At the n+1 website, Nikil Saval outlines the considerable damage that ride-sharing companies like Uber and Lyft do to the cities in which they operate and the workers they contract. Saval suggests that the struggle against ride-sharing companies concerns not just fair pay and public goods like transportation, but democracy itself. He writes, “What Uber and its ride-sharing fraternity want cannot exist alongside a democratic society; only one vision can prevail.” Check out an excerpt from the piece below, or the full text here.

In the same vein, the proliferating but ever meaningless distinctions between the “bad” Uber and the “good” Lyft have obscured how destructive the rise of ride-sharing has been for workers and the cities they live in. The predatory lawlessness that prevails inside Valley workplaces scales up and out.
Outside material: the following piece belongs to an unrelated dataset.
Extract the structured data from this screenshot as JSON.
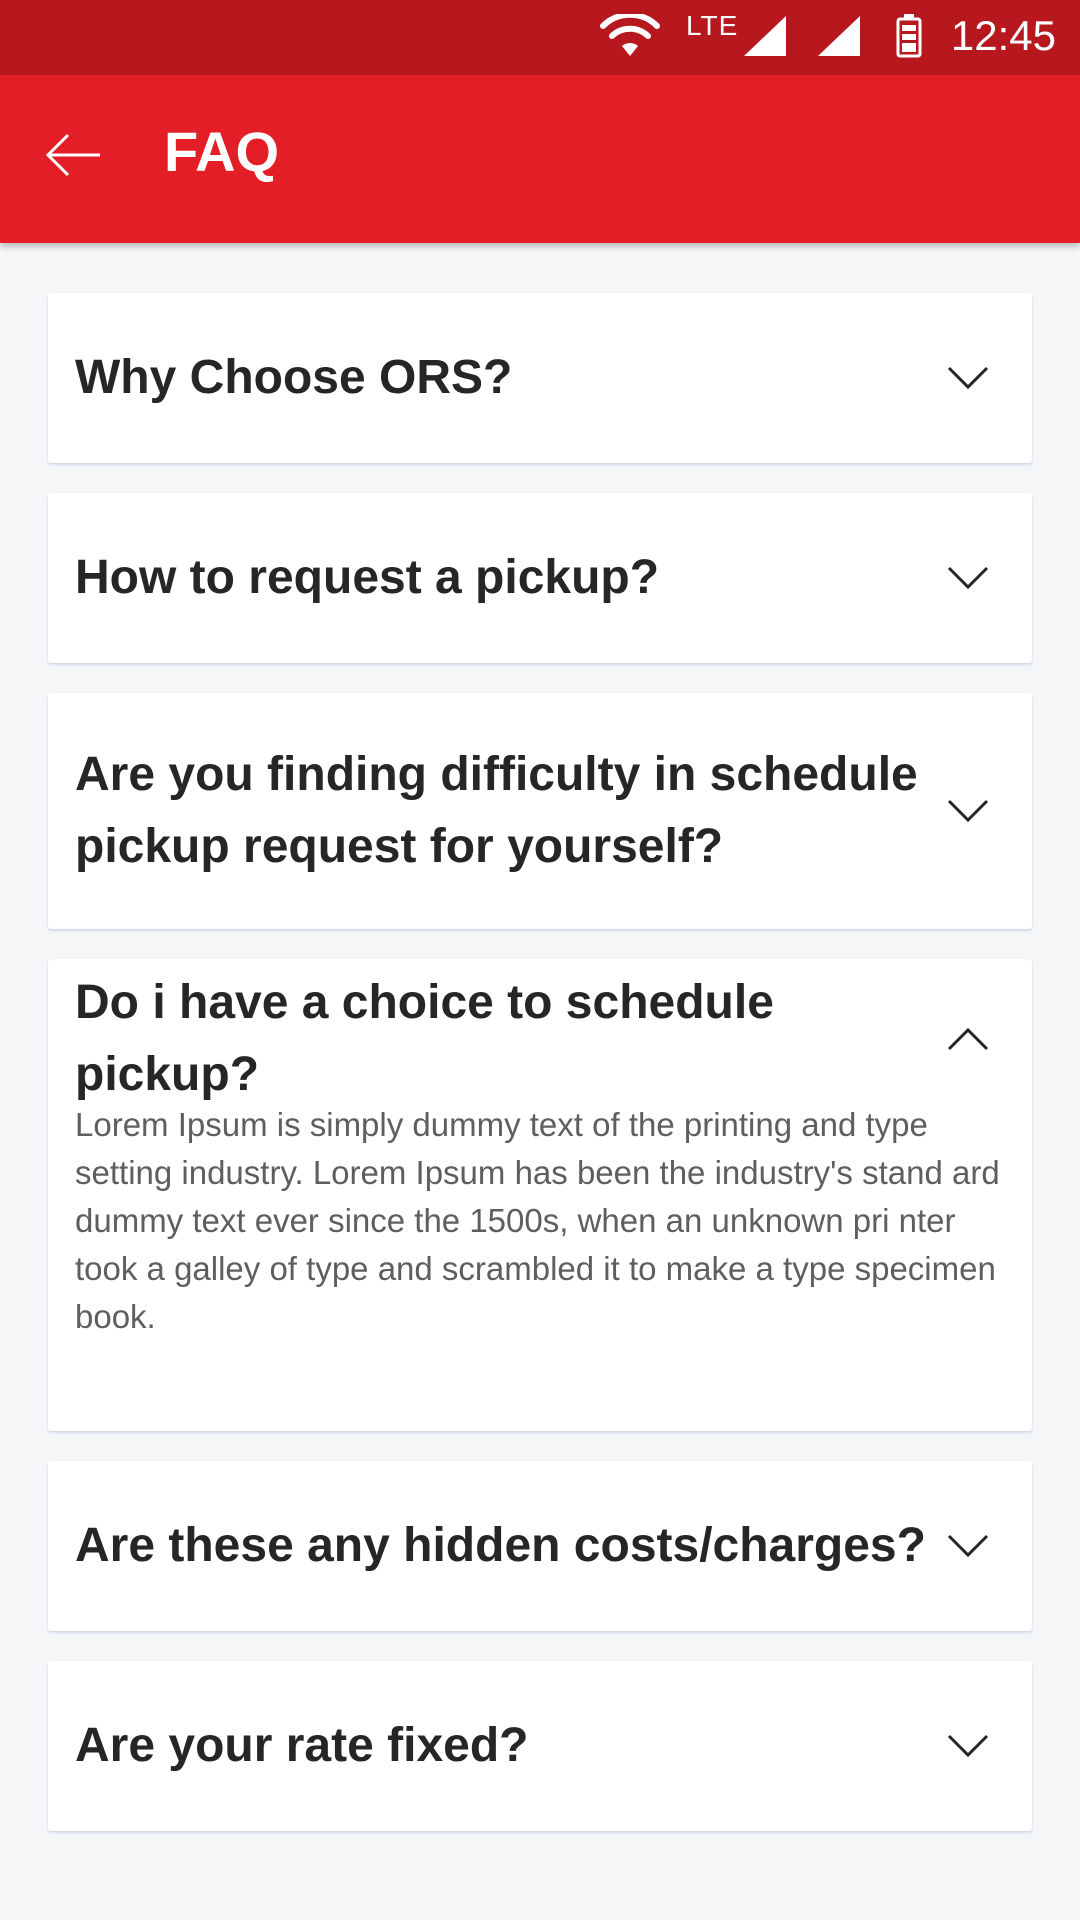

Both companies entered their markets illegally, without regard to prevailing wages, regulations, or taxes. Like Amazon, which found a way to sell books without sales tax, this turned out to be one of the many illegal boons.
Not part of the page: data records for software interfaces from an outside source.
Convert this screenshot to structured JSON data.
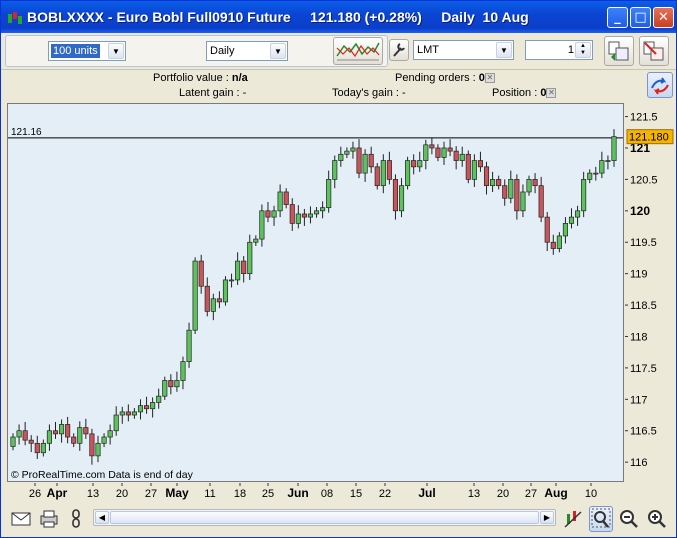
{
  "window": {
    "title": "BOBLXXXX - Euro Bobl Full0910 Future     121.180 (+0.28%)     Daily  10 Aug",
    "minimize": "_",
    "maximize": "□",
    "close": "✕"
  },
  "toolbar": {
    "units_value": "100 units",
    "period_value": "Daily",
    "order_type_value": "LMT",
    "quantity_value": "1"
  },
  "info": {
    "portfolio_label": "Portfolio value :",
    "portfolio_value": "n/a",
    "latent_label": "Latent gain :",
    "latent_value": "-",
    "today_label": "Today's gain :",
    "today_value": "-",
    "pending_label": "Pending orders :",
    "pending_value": "0",
    "position_label": "Position :",
    "position_value": "0"
  },
  "chart_data": {
    "type": "candlestick",
    "title": "",
    "price_line_value": 121.16,
    "price_line_label": "121.16",
    "last_price_label": "121.180",
    "ylim": [
      115.7,
      121.7
    ],
    "y_ticks": [
      "121.5",
      "121",
      "120.5",
      "120",
      "119.5",
      "119",
      "118.5",
      "118",
      "117.5",
      "117",
      "116.5",
      "116"
    ],
    "y_bold": [
      "121",
      "120"
    ],
    "x_ticks": [
      {
        "label": "26",
        "bold": false
      },
      {
        "label": "Apr",
        "bold": true
      },
      {
        "label": "13",
        "bold": false
      },
      {
        "label": "20",
        "bold": false
      },
      {
        "label": "27",
        "bold": false
      },
      {
        "label": "May",
        "bold": true
      },
      {
        "label": "11",
        "bold": false
      },
      {
        "label": "18",
        "bold": false
      },
      {
        "label": "25",
        "bold": false
      },
      {
        "label": "Jun",
        "bold": true
      },
      {
        "label": "08",
        "bold": false
      },
      {
        "label": "15",
        "bold": false
      },
      {
        "label": "22",
        "bold": false
      },
      {
        "label": "Jul",
        "bold": true
      },
      {
        "label": "13",
        "bold": false
      },
      {
        "label": "20",
        "bold": false
      },
      {
        "label": "27",
        "bold": false
      },
      {
        "label": "Aug",
        "bold": true
      },
      {
        "label": "10",
        "bold": false
      }
    ],
    "closes": [
      116.4,
      116.5,
      116.35,
      116.3,
      116.15,
      116.3,
      116.5,
      116.45,
      116.6,
      116.4,
      116.3,
      116.55,
      116.45,
      116.1,
      116.3,
      116.4,
      116.5,
      116.75,
      116.8,
      116.75,
      116.8,
      116.9,
      116.85,
      116.95,
      117.05,
      117.3,
      117.2,
      117.3,
      117.6,
      118.1,
      119.2,
      118.8,
      118.4,
      118.6,
      118.55,
      118.9,
      118.9,
      119.2,
      119.0,
      119.5,
      119.55,
      120.0,
      119.9,
      120.0,
      120.3,
      120.1,
      119.8,
      119.95,
      119.9,
      119.95,
      120.0,
      120.05,
      120.5,
      120.8,
      120.9,
      120.95,
      121.0,
      120.6,
      120.9,
      120.7,
      120.4,
      120.8,
      120.5,
      120.0,
      120.4,
      120.8,
      120.7,
      120.8,
      121.05,
      121.0,
      120.85,
      121.0,
      120.95,
      120.8,
      120.9,
      120.5,
      120.8,
      120.7,
      120.4,
      120.5,
      120.4,
      120.2,
      120.5,
      120.0,
      120.3,
      120.5,
      120.4,
      119.9,
      119.5,
      119.4,
      119.6,
      119.8,
      119.9,
      120.0,
      120.5,
      120.6,
      120.6,
      120.8,
      120.8,
      121.18
    ],
    "first_open": 116.25,
    "chart_note": "© ProRealTime.com  Data is end of day"
  }
}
The taxi system was and is an exploitative one, in which drivers were often classified as independent contractors. But ride-sharing is an incalculably more exploitative one. In regulated markets, taxi companies are at least required to maintain, acquire, and insure all the cars in a taxi fleet. Ride-sharing companies are not. This means for example, as Quartz reported recently, that Uber can force its drivers into “deep subprime” loans to acquire their vehicles, leaving them drowning in debt. In addition to undermining every possible regulation to screw their drivers more, Uber claimed as late as 2015 that drivers could earn $90,000 working for them. In a landmark piece for the Philadelphia City Paper, reporter Emily Guendelsberger worked as an UberX driver and discovered the truth. “If I worked 10 hours a day, six days a week with one week off, I’d net almost $30,000 a year before taxes,” she wrote. “But if I wanted to net that $90,000 a year figure that so many passengers asked about, I would only have to work, let’s see . . . 27 hours a day, 365 days a year.” The jobs created by ride-sharing are emblematically crappy, part-time, and contingent. In fact, according to the loophole in labor law that ride-sharing companies exploit, they’re not even “jobs” so much as gigs; the drivers are independent contractors who just happen to use the ride-sharing app.
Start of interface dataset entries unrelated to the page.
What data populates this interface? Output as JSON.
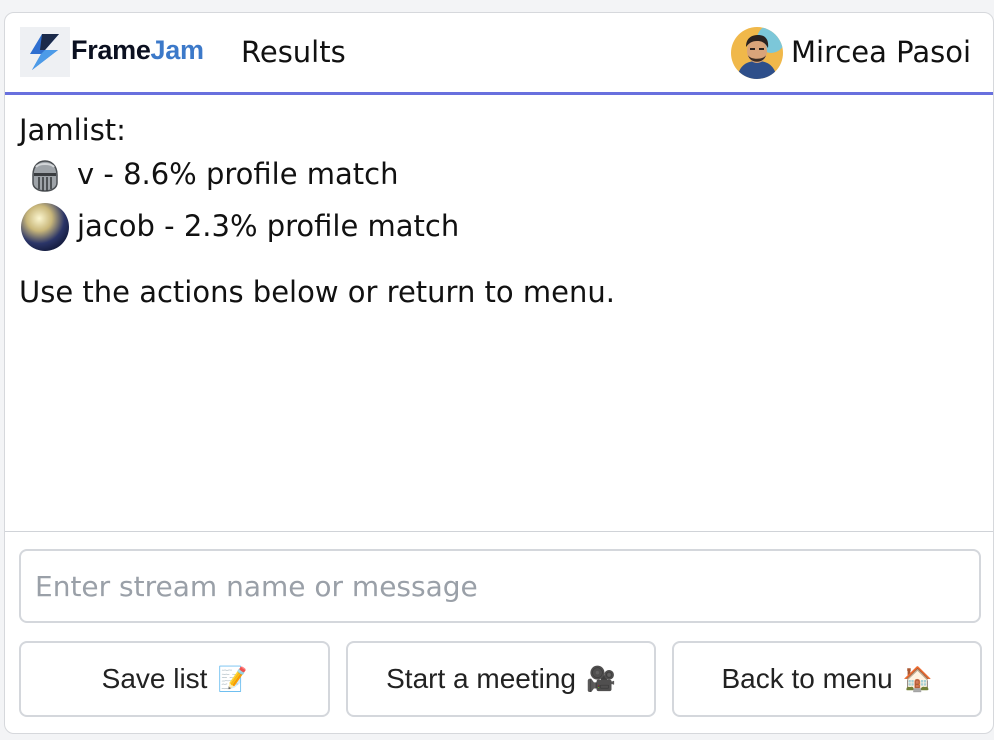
{
  "header": {
    "brand_part1": "Frame",
    "brand_part2": "Jam",
    "title": "Results",
    "user_name": "Mircea Pasoi",
    "accent_color": "#6870de",
    "brand_color": "#3c79c9"
  },
  "content": {
    "heading": "Jamlist:",
    "items": [
      {
        "label": "v - 8.6% profile match",
        "icon": "mask-avatar-icon"
      },
      {
        "label": "jacob - 2.3% profile match",
        "icon": "sphere-avatar-icon"
      }
    ],
    "note": "Use the actions below or return to menu."
  },
  "input": {
    "placeholder": "Enter stream name or message",
    "value": ""
  },
  "buttons": {
    "save": {
      "label": "Save list",
      "emoji": "📝"
    },
    "meeting": {
      "label": "Start a meeting",
      "emoji": "🎥"
    },
    "back": {
      "label": "Back to menu",
      "emoji": "🏠"
    }
  }
}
But lying and rule-breaking to gain a monopoly are old news in liberal capitalism. What ride-sharing companies had to do, in the old spirit of Standard Oil, was secure a foothold in politics, and subject politics to the will of the consumer. In a telling example of our times, Uber hired former Obama campaign head David Plouffe to work the political angles. And Plouffe has succeeded wildly, since—as Washingtonians and New Yorkers are experiencing with their subways—municipal and state liberals are only nominally committed to the standards that regulate transport. Never mind that traffic is something that cities need to control, and that transportation should be a public good. Ride-sharing companies—which explode traffic and undermine public transportation—can trim the balance sheets of cities by privatizing both. The choice we make should be between unchecked ride-sharing and fully funded mass transit. Instead, the success of ride-sharing means that we choose between Uber and Lyft.

Image via Boston Globe.